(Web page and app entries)

++++++++++++++++++++

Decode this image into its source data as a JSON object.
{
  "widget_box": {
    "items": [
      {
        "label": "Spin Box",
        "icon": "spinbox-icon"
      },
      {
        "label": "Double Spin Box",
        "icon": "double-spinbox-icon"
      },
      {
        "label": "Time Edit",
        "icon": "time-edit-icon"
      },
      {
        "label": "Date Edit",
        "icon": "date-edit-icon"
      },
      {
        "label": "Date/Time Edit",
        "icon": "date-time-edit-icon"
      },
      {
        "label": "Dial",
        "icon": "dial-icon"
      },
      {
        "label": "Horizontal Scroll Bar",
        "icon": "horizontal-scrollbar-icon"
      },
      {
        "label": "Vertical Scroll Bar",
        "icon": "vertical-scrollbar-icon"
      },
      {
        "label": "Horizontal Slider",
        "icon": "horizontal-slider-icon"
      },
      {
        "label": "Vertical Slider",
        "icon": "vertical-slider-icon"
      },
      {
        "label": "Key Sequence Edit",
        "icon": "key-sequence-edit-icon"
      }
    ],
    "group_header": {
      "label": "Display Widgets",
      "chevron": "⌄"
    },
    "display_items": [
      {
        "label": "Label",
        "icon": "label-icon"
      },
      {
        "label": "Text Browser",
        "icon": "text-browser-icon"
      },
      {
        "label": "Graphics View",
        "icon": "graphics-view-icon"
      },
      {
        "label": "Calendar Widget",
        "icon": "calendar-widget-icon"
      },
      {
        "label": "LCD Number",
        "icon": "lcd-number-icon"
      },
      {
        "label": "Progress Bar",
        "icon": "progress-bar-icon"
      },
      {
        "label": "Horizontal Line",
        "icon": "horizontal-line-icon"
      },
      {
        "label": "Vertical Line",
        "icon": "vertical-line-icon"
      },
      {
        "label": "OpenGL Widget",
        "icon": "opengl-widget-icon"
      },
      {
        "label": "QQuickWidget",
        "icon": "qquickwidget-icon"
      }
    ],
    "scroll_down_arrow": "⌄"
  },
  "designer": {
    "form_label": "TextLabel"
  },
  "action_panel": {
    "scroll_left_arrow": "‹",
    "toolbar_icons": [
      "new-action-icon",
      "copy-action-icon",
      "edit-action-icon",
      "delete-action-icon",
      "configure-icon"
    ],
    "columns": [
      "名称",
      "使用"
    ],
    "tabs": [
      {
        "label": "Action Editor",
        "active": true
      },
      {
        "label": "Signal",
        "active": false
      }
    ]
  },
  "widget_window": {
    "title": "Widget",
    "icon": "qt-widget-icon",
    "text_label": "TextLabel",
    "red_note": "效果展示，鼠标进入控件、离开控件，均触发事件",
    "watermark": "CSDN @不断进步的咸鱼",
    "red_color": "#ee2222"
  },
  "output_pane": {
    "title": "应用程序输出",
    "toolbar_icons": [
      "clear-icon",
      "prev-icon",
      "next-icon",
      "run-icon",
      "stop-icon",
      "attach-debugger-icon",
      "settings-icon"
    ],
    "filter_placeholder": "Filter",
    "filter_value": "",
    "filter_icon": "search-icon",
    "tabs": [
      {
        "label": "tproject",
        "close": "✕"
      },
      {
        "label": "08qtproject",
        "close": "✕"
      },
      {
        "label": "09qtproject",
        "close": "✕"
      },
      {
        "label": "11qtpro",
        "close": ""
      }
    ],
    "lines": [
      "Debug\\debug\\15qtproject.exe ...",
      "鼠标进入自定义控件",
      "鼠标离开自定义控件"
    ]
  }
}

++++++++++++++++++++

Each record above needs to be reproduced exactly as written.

> **Result of this task**:
Decode this image into its source data as a JSON object.
{
  "widget_box": {
    "items": [
      {
        "label": "Spin Box",
        "icon": "spinbox-icon"
      },
      {
        "label": "Double Spin Box",
        "icon": "double-spinbox-icon"
      },
      {
        "label": "Time Edit",
        "icon": "time-edit-icon"
      },
      {
        "label": "Date Edit",
        "icon": "date-edit-icon"
      },
      {
        "label": "Date/Time Edit",
        "icon": "date-time-edit-icon"
      },
      {
        "label": "Dial",
        "icon": "dial-icon"
      },
      {
        "label": "Horizontal Scroll Bar",
        "icon": "horizontal-scrollbar-icon"
      },
      {
        "label": "Vertical Scroll Bar",
        "icon": "vertical-scrollbar-icon"
      },
      {
        "label": "Horizontal Slider",
        "icon": "horizontal-slider-icon"
      },
      {
        "label": "Vertical Slider",
        "icon": "vertical-slider-icon"
      },
      {
        "label": "Key Sequence Edit",
        "icon": "key-sequence-edit-icon"
      }
    ],
    "group_header": {
      "label": "Display Widgets",
      "chevron": "⌄"
    },
    "display_items": [
      {
        "label": "Label",
        "icon": "label-icon"
      },
      {
        "label": "Text Browser",
        "icon": "text-browser-icon"
      },
      {
        "label": "Graphics View",
        "icon": "graphics-view-icon"
      },
      {
        "label": "Calendar Widget",
        "icon": "calendar-widget-icon"
      },
      {
        "label": "LCD Number",
        "icon": "lcd-number-icon"
      },
      {
        "label": "Progress Bar",
        "icon": "progress-bar-icon"
      },
      {
        "label": "Horizontal Line",
        "icon": "horizontal-line-icon"
      },
      {
        "label": "Vertical Line",
        "icon": "vertical-line-icon"
      },
      {
        "label": "OpenGL Widget",
        "icon": "opengl-widget-icon"
      },
      {
        "label": "QQuickWidget",
        "icon": "qquickwidget-icon"
      }
    ],
    "scroll_down_arrow": "⌄"
  },
  "designer": {
    "form_label": "TextLabel"
  },
  "action_panel": {
    "scroll_left_arrow": "‹",
    "toolbar_icons": [
      "new-action-icon",
      "copy-action-icon",
      "edit-action-icon",
      "delete-action-icon",
      "configure-icon"
    ],
    "columns": [
      "名称",
      "使用"
    ],
    "tabs": [
      {
        "label": "Action Editor",
        "active": true
      },
      {
        "label": "Signal",
        "active": false
      }
    ]
  },
  "widget_window": {
    "title": "Widget",
    "icon": "qt-widget-icon",
    "text_label": "TextLabel",
    "red_note": "效果展示，鼠标进入控件、离开控件，均触发事件",
    "watermark": "CSDN @不断进步的咸鱼",
    "red_color": "#ee2222"
  },
  "output_pane": {
    "title": "应用程序输出",
    "toolbar_icons": [
      "clear-icon",
      "prev-icon",
      "next-icon",
      "run-icon",
      "stop-icon",
      "attach-debugger-icon",
      "settings-icon"
    ],
    "filter_placeholder": "Filter",
    "filter_value": "",
    "filter_icon": "search-icon",
    "tabs": [
      {
        "label": "tproject",
        "close": "✕"
      },
      {
        "label": "08qtproject",
        "close": "✕"
      },
      {
        "label": "09qtproject",
        "close": "✕"
      },
      {
        "label": "11qtpro",
        "close": ""
      }
    ],
    "lines": [
      "Debug\\debug\\15qtproject.exe ...",
      "鼠标进入自定义控件",
      "鼠标离开自定义控件"
    ]
  }
}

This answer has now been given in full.